[Stored items from a collection]
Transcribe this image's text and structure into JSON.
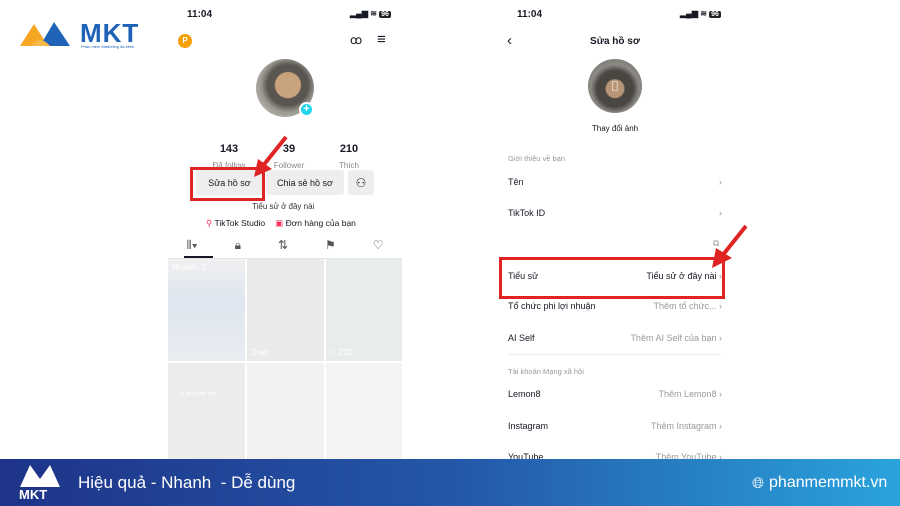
{
  "brand": {
    "logo_text": "MKT",
    "logo_sub": "Phần mềm Marketing đa kênh"
  },
  "left_phone": {
    "time": "11:04",
    "battery": "96",
    "stats": [
      {
        "value": "143",
        "label": "Đã follow"
      },
      {
        "value": "39",
        "label": "Follower"
      },
      {
        "value": "210",
        "label": "Thích"
      }
    ],
    "edit_profile": "Sửa hồ sơ",
    "share_profile": "Chia sẻ hồ sơ",
    "bio": "Tiểu sử ở đây nài",
    "studio": "TikTok Studio",
    "orders": "Đơn hàng của bạn",
    "tiles": [
      {
        "label": "Nhanh.. 2"
      },
      {
        "label": "Draft"
      },
      {
        "label": "▷ 232"
      },
      {
        "label": "Do going the bark"
      },
      {
        "label": ""
      },
      {
        "label": ""
      }
    ]
  },
  "right_phone": {
    "time": "11:04",
    "battery": "96",
    "title": "Sửa hồ sơ",
    "change_photo": "Thay đổi ảnh",
    "section_about": "Giới thiệu về bạn",
    "rows": [
      {
        "label": "Tên",
        "value": ""
      },
      {
        "label": "TikTok ID",
        "value": ""
      },
      {
        "label": "Tiểu sử",
        "value": "Tiểu sử ở đây nài"
      },
      {
        "label": "Tổ chức phi lợi nhuận",
        "value": "Thêm tổ chức..."
      },
      {
        "label": "AI Self",
        "value": "Thêm AI Self của bạn"
      }
    ],
    "section_social": "Tài khoản Mạng xã hội",
    "social": [
      {
        "label": "Lemon8",
        "value": "Thêm Lemon8"
      },
      {
        "label": "Instagram",
        "value": "Thêm Instagram"
      },
      {
        "label": "YouTube",
        "value": "Thêm YouTube"
      }
    ]
  },
  "banner": {
    "slogan": "Hiệu quả - Nhanh  - Dễ dùng",
    "website": "phanmemmkt.vn",
    "logo_text": "MKT"
  },
  "colors": {
    "highlight": "#e02424",
    "banner_start": "#1e3488",
    "banner_end": "#2aa3dc",
    "brand_blue": "#1f63b8",
    "brand_orange": "#f5a623"
  }
}
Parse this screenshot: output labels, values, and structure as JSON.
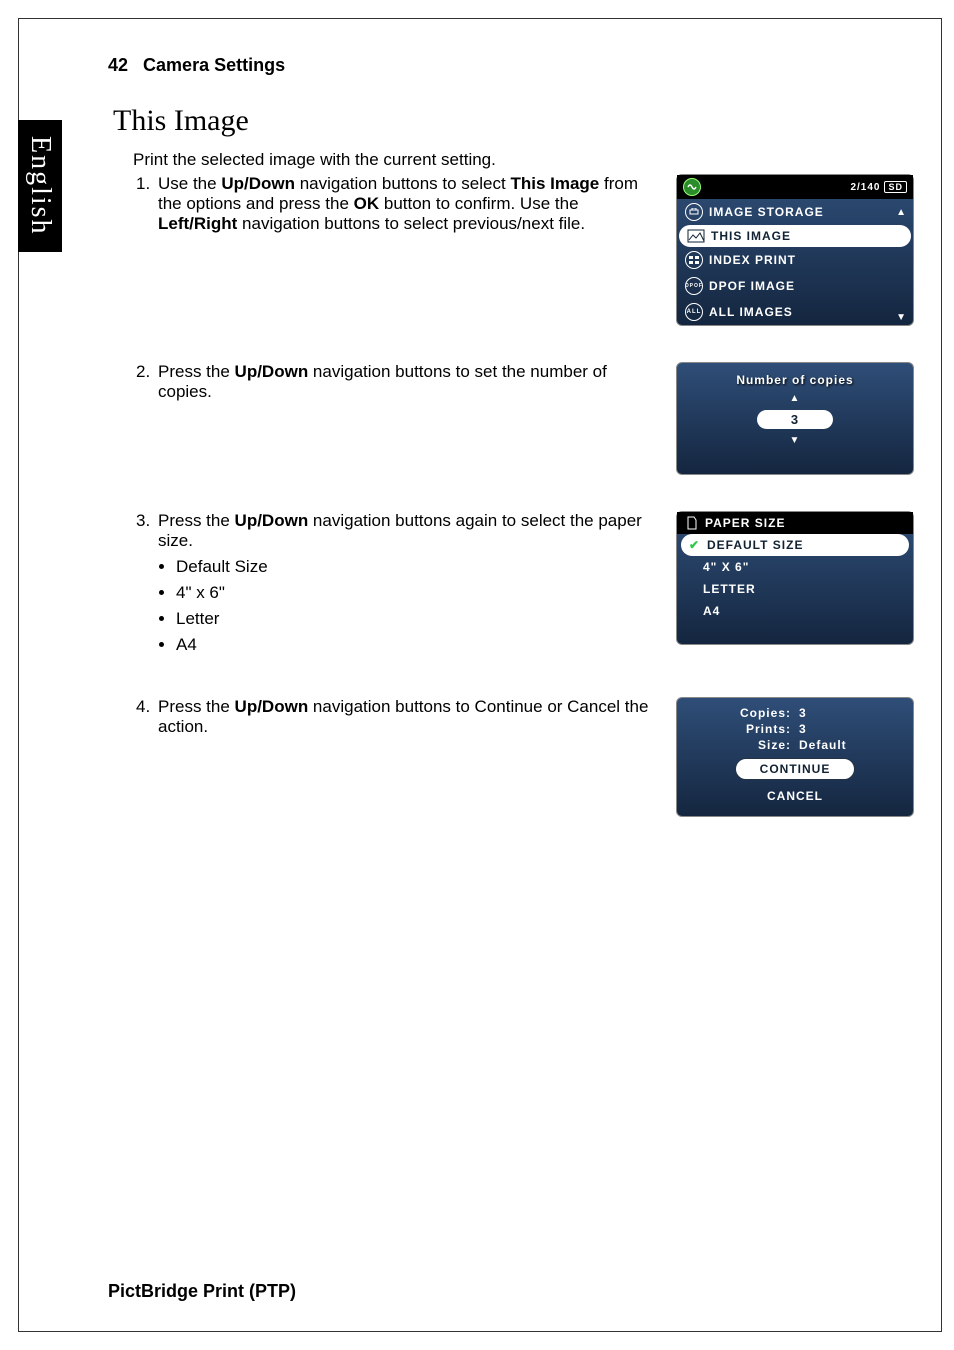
{
  "header": {
    "page_number": "42",
    "chapter": "Camera Settings"
  },
  "language_tab": "English",
  "section": {
    "title": "This Image",
    "intro": "Print the selected image with the current setting."
  },
  "steps": {
    "s1": {
      "num": "1.",
      "text_pre": "Use the ",
      "b1": "Up/Down",
      "text_mid1": " navigation buttons to select ",
      "b2": "This Image",
      "text_mid2": " from the options and press the ",
      "b3": "OK",
      "text_mid3": " button to confirm. Use the ",
      "b4": "Left/Right",
      "text_post": " navigation buttons to select previous/next file."
    },
    "s2": {
      "num": "2.",
      "text_pre": "Press the ",
      "b1": "Up/Down",
      "text_post": " navigation buttons to set the number of copies."
    },
    "s3": {
      "num": "3.",
      "text_pre": "Press the ",
      "b1": "Up/Down",
      "text_post": " navigation buttons again to select the paper size.",
      "bullets": [
        "Default Size",
        "4\" x 6\"",
        "Letter",
        "A4"
      ]
    },
    "s4": {
      "num": "4.",
      "text_pre": "Press the ",
      "b1": "Up/Down",
      "text_post": " navigation buttons to Continue or Cancel the action."
    }
  },
  "lcd1": {
    "counter": "2/140",
    "sd": "SD",
    "items": [
      "IMAGE STORAGE",
      "THIS IMAGE",
      "INDEX PRINT",
      "DPOF IMAGE",
      "ALL IMAGES"
    ]
  },
  "lcd2": {
    "header": "Number of copies",
    "value": "3"
  },
  "lcd3": {
    "header": "PAPER SIZE",
    "items": [
      "DEFAULT SIZE",
      "4\" X 6\"",
      "LETTER",
      "A4"
    ]
  },
  "lcd4": {
    "copies_k": "Copies:",
    "copies_v": "3",
    "prints_k": "Prints:",
    "prints_v": "3",
    "size_k": "Size:",
    "size_v": "Default",
    "continue": "CONTINUE",
    "cancel": "CANCEL"
  },
  "footer": "PictBridge Print (PTP)"
}
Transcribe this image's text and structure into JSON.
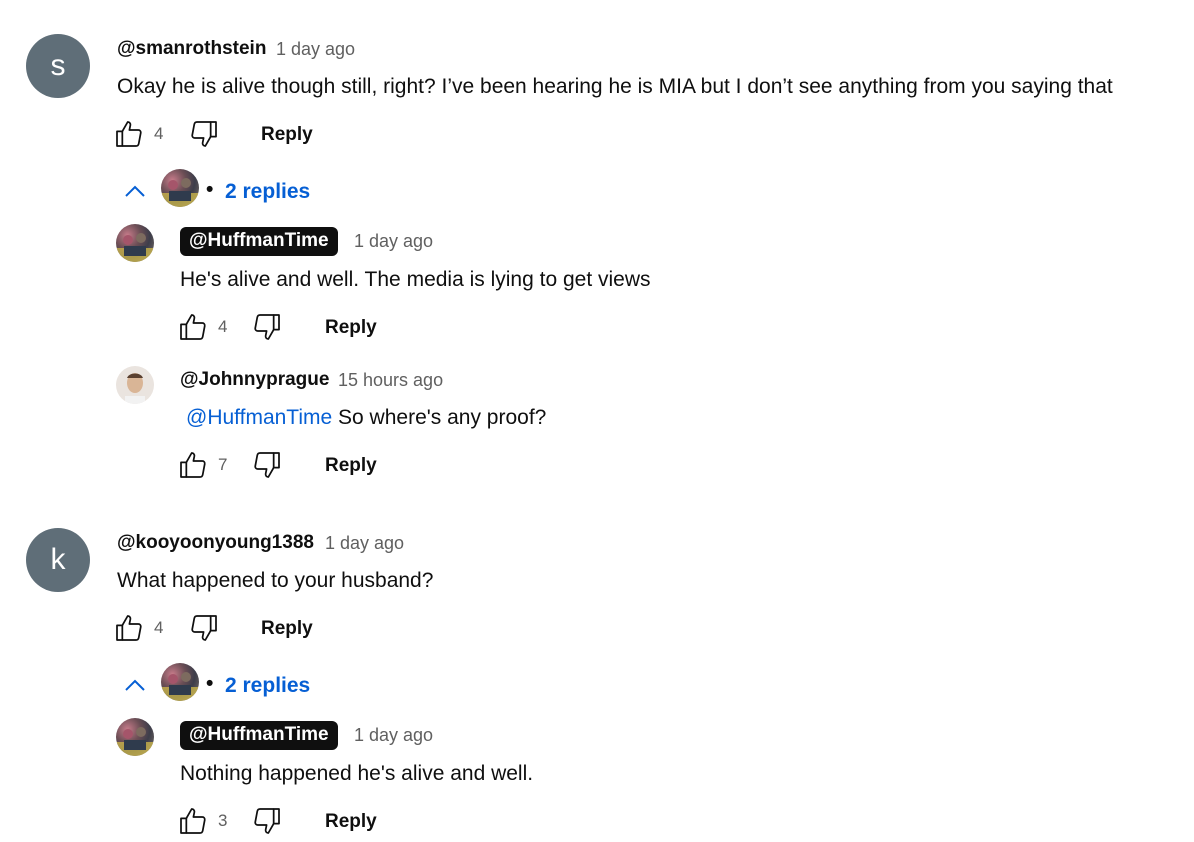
{
  "comments": [
    {
      "avatar_letter": "s",
      "handle": "@smanrothstein",
      "time": "1 day ago",
      "text": "Okay he is alive though still, right? I’ve been hearing he is MIA but I don’t see anything from you saying that",
      "likes": "4",
      "reply_label": "Reply",
      "replies_toggle": "2 replies",
      "replies_dot": "•",
      "replies": [
        {
          "handle": "@HuffmanTime",
          "time": "1 day ago",
          "text": "He's alive and well.  The media is lying to get views",
          "likes": "4",
          "reply_label": "Reply"
        },
        {
          "handle": "@Johnnyprague",
          "time": "15 hours ago",
          "mention": "@HuffmanTime",
          "text": " So where's any proof?",
          "likes": "7",
          "reply_label": "Reply"
        }
      ]
    },
    {
      "avatar_letter": "k",
      "handle": "@kooyoonyoung1388",
      "time": "1 day ago",
      "text": "What happened to your husband?",
      "likes": "4",
      "reply_label": "Reply",
      "replies_toggle": "2 replies",
      "replies_dot": "•",
      "replies": [
        {
          "handle": "@HuffmanTime",
          "time": "1 day ago",
          "text": "Nothing happened he's alive and well.",
          "likes": "3",
          "reply_label": "Reply"
        }
      ]
    }
  ],
  "colors": {
    "link_blue": "#065fd4",
    "text": "#0f0f0f",
    "secondary": "#606060",
    "avatar_bg": "#5f6e78"
  }
}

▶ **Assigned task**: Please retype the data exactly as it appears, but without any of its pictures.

▶ **Completed task**:
Transcribe this image's text and structure into JSON.
{
  "brand": {
    "logo_text": "MKT",
    "logo_sub": "Phần mềm Marketing đa kênh"
  },
  "left_phone": {
    "time": "11:04",
    "battery": "96",
    "stats": [
      {
        "value": "143",
        "label": "Đã follow"
      },
      {
        "value": "39",
        "label": "Follower"
      },
      {
        "value": "210",
        "label": "Thích"
      }
    ],
    "edit_profile": "Sửa hồ sơ",
    "share_profile": "Chia sẻ hồ sơ",
    "bio": "Tiểu sử ở đây nài",
    "studio": "TikTok Studio",
    "orders": "Đơn hàng của bạn",
    "tiles": [
      {
        "label": "Nhanh.. 2"
      },
      {
        "label": "Draft"
      },
      {
        "label": "▷ 232"
      },
      {
        "label": "Do going the bark"
      },
      {
        "label": ""
      },
      {
        "label": ""
      }
    ]
  },
  "right_phone": {
    "time": "11:04",
    "battery": "96",
    "title": "Sửa hồ sơ",
    "change_photo": "Thay đổi ảnh",
    "section_about": "Giới thiệu về bạn",
    "rows": [
      {
        "label": "Tên",
        "value": ""
      },
      {
        "label": "TikTok ID",
        "value": ""
      },
      {
        "label": "Tiểu sử",
        "value": "Tiểu sử ở đây nài"
      },
      {
        "label": "Tổ chức phi lợi nhuận",
        "value": "Thêm tổ chức..."
      },
      {
        "label": "AI Self",
        "value": "Thêm AI Self của bạn"
      }
    ],
    "section_social": "Tài khoản Mạng xã hội",
    "social": [
      {
        "label": "Lemon8",
        "value": "Thêm Lemon8"
      },
      {
        "label": "Instagram",
        "value": "Thêm Instagram"
      },
      {
        "label": "YouTube",
        "value": "Thêm YouTube"
      }
    ]
  },
  "banner": {
    "slogan": "Hiệu quả - Nhanh  - Dễ dùng",
    "website": "phanmemmkt.vn",
    "logo_text": "MKT"
  },
  "colors": {
    "highlight": "#e02424",
    "banner_start": "#1e3488",
    "banner_end": "#2aa3dc",
    "brand_blue": "#1f63b8",
    "brand_orange": "#f5a623"
  }
}
Parse this screenshot: output labels, values, and structure as JSON.
{
  "header": {
    "page_number": "42",
    "chapter": "Camera Settings"
  },
  "language_tab": "English",
  "section": {
    "title": "This Image",
    "intro": "Print the selected image with the current setting."
  },
  "steps": {
    "s1": {
      "num": "1.",
      "text_pre": "Use the ",
      "b1": "Up/Down",
      "text_mid1": " navigation buttons to select ",
      "b2": "This Image",
      "text_mid2": " from the options and press the ",
      "b3": "OK",
      "text_mid3": " button to confirm. Use the ",
      "b4": "Left/Right",
      "text_post": " navigation buttons to select previous/next file."
    },
    "s2": {
      "num": "2.",
      "text_pre": "Press the ",
      "b1": "Up/Down",
      "text_post": " navigation buttons to set the number of copies."
    },
    "s3": {
      "num": "3.",
      "text_pre": "Press the ",
      "b1": "Up/Down",
      "text_post": " navigation buttons again to select the paper size.",
      "bullets": [
        "Default Size",
        "4\" x 6\"",
        "Letter",
        "A4"
      ]
    },
    "s4": {
      "num": "4.",
      "text_pre": "Press the ",
      "b1": "Up/Down",
      "text_post": " navigation buttons to Continue or Cancel the action."
    }
  },
  "lcd1": {
    "counter": "2/140",
    "sd": "SD",
    "items": [
      "IMAGE STORAGE",
      "THIS IMAGE",
      "INDEX PRINT",
      "DPOF IMAGE",
      "ALL IMAGES"
    ]
  },
  "lcd2": {
    "header": "Number of copies",
    "value": "3"
  },
  "lcd3": {
    "header": "PAPER SIZE",
    "items": [
      "DEFAULT SIZE",
      "4\" X 6\"",
      "LETTER",
      "A4"
    ]
  },
  "lcd4": {
    "copies_k": "Copies:",
    "copies_v": "3",
    "prints_k": "Prints:",
    "prints_v": "3",
    "size_k": "Size:",
    "size_v": "Default",
    "continue": "CONTINUE",
    "cancel": "CANCEL"
  },
  "footer": "PictBridge Print (PTP)"
}
Transcribe this image's text and structure into JSON.
{
  "comments": [
    {
      "avatar_letter": "s",
      "handle": "@smanrothstein",
      "time": "1 day ago",
      "text": "Okay he is alive though still, right? I’ve been hearing he is MIA but I don’t see anything from you saying that",
      "likes": "4",
      "reply_label": "Reply",
      "replies_toggle": "2 replies",
      "replies_dot": "•",
      "replies": [
        {
          "handle": "@HuffmanTime",
          "time": "1 day ago",
          "text": "He's alive and well.  The media is lying to get views",
          "likes": "4",
          "reply_label": "Reply"
        },
        {
          "handle": "@Johnnyprague",
          "time": "15 hours ago",
          "mention": "@HuffmanTime",
          "text": " So where's any proof?",
          "likes": "7",
          "reply_label": "Reply"
        }
      ]
    },
    {
      "avatar_letter": "k",
      "handle": "@kooyoonyoung1388",
      "time": "1 day ago",
      "text": "What happened to your husband?",
      "likes": "4",
      "reply_label": "Reply",
      "replies_toggle": "2 replies",
      "replies_dot": "•",
      "replies": [
        {
          "handle": "@HuffmanTime",
          "time": "1 day ago",
          "text": "Nothing happened he's alive and well.",
          "likes": "3",
          "reply_label": "Reply"
        }
      ]
    }
  ],
  "colors": {
    "link_blue": "#065fd4",
    "text": "#0f0f0f",
    "secondary": "#606060",
    "avatar_bg": "#5f6e78"
  }
}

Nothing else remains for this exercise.